■ **Data extract**:
────────

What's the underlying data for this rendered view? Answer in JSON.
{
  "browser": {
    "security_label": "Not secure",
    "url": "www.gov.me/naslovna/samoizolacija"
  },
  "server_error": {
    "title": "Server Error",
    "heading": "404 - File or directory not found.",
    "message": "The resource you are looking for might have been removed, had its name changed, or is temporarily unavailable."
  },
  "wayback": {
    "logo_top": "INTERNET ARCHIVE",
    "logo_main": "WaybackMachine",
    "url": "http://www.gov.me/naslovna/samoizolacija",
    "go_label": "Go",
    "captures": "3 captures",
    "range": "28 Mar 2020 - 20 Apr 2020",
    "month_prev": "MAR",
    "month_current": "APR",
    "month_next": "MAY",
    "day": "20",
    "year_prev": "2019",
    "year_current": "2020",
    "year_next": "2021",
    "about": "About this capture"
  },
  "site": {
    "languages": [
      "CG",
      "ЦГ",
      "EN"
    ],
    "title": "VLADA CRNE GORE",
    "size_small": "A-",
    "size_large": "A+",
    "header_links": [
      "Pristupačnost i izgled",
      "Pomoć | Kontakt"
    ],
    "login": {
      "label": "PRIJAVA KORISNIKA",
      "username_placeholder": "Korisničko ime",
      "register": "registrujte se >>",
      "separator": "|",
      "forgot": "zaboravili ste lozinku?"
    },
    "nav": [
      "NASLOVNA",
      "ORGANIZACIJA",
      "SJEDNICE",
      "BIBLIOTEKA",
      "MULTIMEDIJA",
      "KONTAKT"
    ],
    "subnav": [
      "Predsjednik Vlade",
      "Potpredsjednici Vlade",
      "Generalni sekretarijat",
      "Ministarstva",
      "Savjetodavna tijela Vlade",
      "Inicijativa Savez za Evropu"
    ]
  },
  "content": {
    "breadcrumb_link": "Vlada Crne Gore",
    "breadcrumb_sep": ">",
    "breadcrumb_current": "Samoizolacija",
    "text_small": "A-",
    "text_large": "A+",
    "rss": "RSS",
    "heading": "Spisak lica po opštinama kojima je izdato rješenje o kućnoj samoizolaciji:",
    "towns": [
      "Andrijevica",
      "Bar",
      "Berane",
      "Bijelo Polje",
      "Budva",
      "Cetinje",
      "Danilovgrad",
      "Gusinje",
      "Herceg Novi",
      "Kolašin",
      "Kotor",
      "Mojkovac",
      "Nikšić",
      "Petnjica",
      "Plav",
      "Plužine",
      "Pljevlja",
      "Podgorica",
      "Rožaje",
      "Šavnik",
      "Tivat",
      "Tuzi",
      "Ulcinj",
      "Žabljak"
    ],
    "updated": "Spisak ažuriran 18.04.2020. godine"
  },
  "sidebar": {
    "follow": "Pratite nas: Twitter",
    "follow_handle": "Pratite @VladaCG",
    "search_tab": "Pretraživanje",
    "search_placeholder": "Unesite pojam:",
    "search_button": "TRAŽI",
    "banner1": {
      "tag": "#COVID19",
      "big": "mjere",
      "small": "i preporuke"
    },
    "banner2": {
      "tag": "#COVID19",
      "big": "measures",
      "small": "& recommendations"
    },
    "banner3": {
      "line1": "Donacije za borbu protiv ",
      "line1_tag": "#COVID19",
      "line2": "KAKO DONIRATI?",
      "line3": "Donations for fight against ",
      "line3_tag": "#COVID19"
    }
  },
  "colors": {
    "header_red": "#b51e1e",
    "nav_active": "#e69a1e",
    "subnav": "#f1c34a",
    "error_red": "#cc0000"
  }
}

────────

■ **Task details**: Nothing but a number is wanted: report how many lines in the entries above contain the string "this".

■ **Written reply**: 2